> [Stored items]

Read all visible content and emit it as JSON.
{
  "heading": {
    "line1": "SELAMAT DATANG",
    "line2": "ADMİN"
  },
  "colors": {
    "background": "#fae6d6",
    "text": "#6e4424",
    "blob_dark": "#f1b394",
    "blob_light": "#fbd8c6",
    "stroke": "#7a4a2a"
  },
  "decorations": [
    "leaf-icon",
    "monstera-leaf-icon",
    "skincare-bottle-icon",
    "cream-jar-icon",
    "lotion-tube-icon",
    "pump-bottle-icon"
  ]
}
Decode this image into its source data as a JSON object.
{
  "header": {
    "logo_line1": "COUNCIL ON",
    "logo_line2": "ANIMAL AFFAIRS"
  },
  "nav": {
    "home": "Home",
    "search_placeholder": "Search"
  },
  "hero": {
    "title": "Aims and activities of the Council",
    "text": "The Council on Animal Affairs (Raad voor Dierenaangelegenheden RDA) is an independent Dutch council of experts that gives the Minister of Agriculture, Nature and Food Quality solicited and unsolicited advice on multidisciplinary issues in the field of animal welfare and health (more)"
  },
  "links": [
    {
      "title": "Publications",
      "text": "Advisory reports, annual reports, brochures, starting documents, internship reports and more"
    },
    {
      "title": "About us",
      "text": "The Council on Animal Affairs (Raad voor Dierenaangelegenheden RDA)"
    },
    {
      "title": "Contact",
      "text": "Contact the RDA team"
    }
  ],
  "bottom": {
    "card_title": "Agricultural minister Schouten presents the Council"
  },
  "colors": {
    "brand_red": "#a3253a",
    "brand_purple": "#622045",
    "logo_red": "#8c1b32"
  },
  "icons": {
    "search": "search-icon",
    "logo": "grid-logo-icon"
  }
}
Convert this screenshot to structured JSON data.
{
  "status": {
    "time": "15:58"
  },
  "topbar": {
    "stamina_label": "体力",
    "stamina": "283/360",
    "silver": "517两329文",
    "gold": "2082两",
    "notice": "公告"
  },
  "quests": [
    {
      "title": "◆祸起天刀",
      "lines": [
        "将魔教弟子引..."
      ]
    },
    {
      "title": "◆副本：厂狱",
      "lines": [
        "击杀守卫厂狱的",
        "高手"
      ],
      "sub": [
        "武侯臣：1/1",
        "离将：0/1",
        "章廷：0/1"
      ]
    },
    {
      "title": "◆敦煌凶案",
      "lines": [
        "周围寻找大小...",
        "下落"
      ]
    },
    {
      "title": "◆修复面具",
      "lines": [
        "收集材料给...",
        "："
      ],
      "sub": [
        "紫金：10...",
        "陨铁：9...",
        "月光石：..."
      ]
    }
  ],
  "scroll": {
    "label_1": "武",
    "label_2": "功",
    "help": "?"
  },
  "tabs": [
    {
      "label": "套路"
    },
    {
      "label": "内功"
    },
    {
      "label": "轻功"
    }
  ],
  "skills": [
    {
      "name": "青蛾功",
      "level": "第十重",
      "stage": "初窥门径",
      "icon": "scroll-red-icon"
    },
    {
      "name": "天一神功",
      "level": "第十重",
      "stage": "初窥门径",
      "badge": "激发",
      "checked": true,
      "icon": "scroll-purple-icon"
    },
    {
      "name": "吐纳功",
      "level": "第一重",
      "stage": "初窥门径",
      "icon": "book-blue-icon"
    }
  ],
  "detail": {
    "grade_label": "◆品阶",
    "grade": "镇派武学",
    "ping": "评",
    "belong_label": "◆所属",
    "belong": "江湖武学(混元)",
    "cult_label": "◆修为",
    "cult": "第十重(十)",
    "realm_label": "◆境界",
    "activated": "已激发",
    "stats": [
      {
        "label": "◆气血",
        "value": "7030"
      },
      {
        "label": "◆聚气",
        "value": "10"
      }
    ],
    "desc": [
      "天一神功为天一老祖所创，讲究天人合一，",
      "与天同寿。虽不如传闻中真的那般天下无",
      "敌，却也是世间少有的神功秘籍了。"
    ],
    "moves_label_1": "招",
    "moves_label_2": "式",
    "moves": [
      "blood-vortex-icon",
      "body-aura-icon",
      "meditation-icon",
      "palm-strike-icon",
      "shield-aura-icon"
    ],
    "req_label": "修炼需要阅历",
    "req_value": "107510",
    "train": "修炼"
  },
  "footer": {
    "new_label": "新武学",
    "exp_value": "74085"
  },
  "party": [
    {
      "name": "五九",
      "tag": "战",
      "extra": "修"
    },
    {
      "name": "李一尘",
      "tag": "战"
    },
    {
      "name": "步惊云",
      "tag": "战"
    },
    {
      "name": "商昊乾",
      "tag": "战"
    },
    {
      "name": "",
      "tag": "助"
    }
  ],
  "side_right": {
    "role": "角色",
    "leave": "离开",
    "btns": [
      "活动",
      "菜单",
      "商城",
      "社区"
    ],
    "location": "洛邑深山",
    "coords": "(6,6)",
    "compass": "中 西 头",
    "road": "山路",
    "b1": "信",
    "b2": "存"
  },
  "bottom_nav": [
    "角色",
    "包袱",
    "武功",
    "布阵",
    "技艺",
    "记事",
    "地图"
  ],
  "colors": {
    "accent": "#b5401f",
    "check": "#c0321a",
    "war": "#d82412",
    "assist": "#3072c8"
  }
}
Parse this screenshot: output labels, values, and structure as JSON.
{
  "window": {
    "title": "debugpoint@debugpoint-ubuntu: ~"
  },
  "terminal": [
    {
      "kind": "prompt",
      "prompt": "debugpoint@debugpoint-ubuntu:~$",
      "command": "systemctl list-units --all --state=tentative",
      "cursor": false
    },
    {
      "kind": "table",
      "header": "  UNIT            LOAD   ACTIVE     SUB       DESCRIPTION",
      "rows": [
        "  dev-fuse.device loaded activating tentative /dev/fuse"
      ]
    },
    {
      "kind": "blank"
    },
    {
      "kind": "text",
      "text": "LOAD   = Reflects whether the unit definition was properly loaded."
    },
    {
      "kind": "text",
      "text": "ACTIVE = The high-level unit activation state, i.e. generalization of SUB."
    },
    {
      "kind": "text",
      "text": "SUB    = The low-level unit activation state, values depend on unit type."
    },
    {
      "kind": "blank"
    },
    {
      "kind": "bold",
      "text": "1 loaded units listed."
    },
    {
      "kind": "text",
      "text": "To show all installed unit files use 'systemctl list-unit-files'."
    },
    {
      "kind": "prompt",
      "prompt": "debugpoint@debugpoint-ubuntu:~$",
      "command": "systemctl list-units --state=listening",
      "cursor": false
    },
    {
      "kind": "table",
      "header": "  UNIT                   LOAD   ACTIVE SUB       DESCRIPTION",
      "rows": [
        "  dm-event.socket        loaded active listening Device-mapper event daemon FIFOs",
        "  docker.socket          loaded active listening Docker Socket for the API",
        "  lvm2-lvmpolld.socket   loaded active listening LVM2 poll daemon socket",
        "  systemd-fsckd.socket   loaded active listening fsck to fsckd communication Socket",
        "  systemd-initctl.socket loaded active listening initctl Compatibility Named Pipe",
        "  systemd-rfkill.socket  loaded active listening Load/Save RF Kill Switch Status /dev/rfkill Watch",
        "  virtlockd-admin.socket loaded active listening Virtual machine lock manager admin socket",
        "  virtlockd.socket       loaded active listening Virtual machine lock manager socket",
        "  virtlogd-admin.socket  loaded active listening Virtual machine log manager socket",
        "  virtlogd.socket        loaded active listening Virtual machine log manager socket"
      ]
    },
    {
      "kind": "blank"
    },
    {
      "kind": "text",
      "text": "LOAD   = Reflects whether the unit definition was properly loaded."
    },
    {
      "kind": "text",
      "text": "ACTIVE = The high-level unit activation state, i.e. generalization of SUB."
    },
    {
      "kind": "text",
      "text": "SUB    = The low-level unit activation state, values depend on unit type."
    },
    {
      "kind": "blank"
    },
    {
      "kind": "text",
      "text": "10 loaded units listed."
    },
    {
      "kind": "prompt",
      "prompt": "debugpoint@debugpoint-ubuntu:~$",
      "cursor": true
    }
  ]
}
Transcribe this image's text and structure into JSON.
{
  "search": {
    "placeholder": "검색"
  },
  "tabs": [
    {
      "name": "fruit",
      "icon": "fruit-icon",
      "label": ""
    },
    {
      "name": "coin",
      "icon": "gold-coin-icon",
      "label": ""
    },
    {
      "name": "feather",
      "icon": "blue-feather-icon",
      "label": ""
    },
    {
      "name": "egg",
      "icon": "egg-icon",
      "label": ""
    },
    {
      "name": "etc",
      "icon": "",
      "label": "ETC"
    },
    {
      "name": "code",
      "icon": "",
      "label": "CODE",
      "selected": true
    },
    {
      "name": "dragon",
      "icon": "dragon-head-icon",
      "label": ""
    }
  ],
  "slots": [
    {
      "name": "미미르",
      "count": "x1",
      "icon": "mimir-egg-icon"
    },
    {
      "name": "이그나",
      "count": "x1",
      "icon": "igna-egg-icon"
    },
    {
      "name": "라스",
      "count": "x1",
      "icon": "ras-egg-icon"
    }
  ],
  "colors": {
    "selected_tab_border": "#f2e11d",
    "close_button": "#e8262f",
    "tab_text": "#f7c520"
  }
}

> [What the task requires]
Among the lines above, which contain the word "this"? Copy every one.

> [Result]
Decode this image into its source data as a JSON object.
Convert this screenshot to structured JSON data.
Parse this screenshot: output labels, values, and structure as JSON.
Transcribe this image's text and structure into JSON.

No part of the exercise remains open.